Some plants emit “ultrasonic clicks” inaudible to the human ear when under life-threatening stress, a new study has found. Recordings reveal each sound contains information about a plant’s current state of being.
“These findings can alter the way we think about the Plant Kingdom, which has been considered to be almost silent until now,” write the study authors in a paper available to read on preprint server bioRxiv. The findings have not been published in a journal nor have they been certified by peer review, but the researchers say that their findings add to the scientific understanding of plant evolution and ecology around the world.

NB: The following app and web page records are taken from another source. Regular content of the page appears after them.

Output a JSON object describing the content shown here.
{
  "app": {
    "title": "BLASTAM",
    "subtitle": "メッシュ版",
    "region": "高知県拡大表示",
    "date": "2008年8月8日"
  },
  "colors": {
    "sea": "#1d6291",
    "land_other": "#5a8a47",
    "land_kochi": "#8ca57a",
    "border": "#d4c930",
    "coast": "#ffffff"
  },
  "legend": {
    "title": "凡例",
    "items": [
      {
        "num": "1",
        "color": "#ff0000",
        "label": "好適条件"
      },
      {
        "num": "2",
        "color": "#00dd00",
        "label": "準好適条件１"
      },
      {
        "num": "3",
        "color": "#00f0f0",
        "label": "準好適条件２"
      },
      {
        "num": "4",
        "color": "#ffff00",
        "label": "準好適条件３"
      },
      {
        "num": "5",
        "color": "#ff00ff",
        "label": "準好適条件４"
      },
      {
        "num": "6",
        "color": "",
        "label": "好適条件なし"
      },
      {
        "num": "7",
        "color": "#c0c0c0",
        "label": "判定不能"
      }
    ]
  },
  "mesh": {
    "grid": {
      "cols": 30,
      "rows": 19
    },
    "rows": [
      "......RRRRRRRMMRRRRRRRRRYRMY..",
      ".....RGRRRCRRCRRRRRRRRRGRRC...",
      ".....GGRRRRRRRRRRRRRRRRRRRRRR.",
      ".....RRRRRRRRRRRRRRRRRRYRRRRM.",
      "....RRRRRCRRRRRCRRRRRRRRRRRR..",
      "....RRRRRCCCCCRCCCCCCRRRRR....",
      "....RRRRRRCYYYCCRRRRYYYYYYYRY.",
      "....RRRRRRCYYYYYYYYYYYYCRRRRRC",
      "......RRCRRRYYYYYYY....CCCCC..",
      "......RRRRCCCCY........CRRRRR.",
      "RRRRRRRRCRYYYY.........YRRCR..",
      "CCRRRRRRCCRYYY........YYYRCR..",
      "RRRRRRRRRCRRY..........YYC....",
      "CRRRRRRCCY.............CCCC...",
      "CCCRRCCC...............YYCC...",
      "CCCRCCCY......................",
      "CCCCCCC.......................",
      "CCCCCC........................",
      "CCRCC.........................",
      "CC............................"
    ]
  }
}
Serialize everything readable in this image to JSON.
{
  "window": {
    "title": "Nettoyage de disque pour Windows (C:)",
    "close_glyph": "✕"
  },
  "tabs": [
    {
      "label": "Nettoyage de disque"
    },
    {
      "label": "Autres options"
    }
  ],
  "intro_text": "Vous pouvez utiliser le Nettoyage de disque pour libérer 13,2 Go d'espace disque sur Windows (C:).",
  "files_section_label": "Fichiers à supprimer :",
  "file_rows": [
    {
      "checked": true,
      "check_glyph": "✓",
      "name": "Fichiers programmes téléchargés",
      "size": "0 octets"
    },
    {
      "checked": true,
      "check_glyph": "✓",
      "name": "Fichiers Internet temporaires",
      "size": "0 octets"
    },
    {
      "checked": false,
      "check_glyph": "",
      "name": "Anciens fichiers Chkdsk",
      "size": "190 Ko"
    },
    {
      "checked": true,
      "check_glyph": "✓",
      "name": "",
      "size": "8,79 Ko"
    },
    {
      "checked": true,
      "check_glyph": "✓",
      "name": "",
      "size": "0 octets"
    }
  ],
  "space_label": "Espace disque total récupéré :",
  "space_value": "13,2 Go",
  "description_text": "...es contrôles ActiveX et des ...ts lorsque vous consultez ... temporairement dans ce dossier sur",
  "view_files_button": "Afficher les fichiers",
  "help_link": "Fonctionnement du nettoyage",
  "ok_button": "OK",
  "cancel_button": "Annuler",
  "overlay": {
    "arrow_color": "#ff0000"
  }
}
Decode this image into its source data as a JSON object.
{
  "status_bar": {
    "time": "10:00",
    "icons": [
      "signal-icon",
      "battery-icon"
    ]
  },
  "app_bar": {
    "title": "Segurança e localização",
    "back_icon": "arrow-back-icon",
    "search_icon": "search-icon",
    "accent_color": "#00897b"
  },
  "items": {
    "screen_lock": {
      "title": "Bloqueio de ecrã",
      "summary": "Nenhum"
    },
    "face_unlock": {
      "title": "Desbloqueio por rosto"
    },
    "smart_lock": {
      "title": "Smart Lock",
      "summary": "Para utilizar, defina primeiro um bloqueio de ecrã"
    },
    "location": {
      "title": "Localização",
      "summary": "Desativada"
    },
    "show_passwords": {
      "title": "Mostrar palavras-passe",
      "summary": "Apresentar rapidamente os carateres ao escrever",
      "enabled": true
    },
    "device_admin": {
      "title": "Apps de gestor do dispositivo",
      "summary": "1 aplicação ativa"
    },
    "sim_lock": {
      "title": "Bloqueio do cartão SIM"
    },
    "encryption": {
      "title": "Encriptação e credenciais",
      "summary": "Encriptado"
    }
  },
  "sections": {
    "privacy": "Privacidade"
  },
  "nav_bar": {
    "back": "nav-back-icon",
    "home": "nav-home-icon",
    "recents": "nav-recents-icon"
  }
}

Previous studies have found that stress caused by changes in temperatures and light, as well as “herbivore attack,” can alter a plant’s phenotype, resulting in changes in color, smell, and shape. Stressed plants have also been found to give off volatile organic compounds. To examine whether plants make audible sounds as well, researchers at Tel Aviv University recorded tomato and tobacco plants that were deprived of water, having their stems cut, or were otherwise comfortable. Microphones focused on an ultrasonic sound range between 20 and 150 kHz.
Stressed plants were found to emit significantly more sounds than plants from the comfortable control group. Not only were they noisier, but the researchers claim that they gave off different sounds depending on what was happening; sounds that carried information about the physiological state of the plant. A specially designed machine learning model was reportedly capable of distinguishing between plant sounds and general background noise, going so far as to identify whether a plant was water-deprived or being cut.
Without vocal cords, how might a plant give off sounds? The researchers say that it may be the result of an internal process known as cavitation, whereby air bubbles form and explode in the xylem. Previous research has found that cavitation can produce vibrations but has not been linked to the transmission of sound.
The sounds were also capable of being heard up to 5 meters (16 feet) away, a distance that researchers believe implies that other sensitive-hearing organisms, such as mice and moths, may also be able to pick up on and interpret such sounds.
“Our results suggest that animals, humans, and possibly even other plants, could use sounds emitted by a plant to gain information about the plant’s condition,” write the authors, adding that their work may help open new avenues to understanding plants and how they interact with their environment – particularly in an agricultural setting. Listening to plants may help to monitor whether or not a plant needs water, potentially saving usage and increasing yields in the future.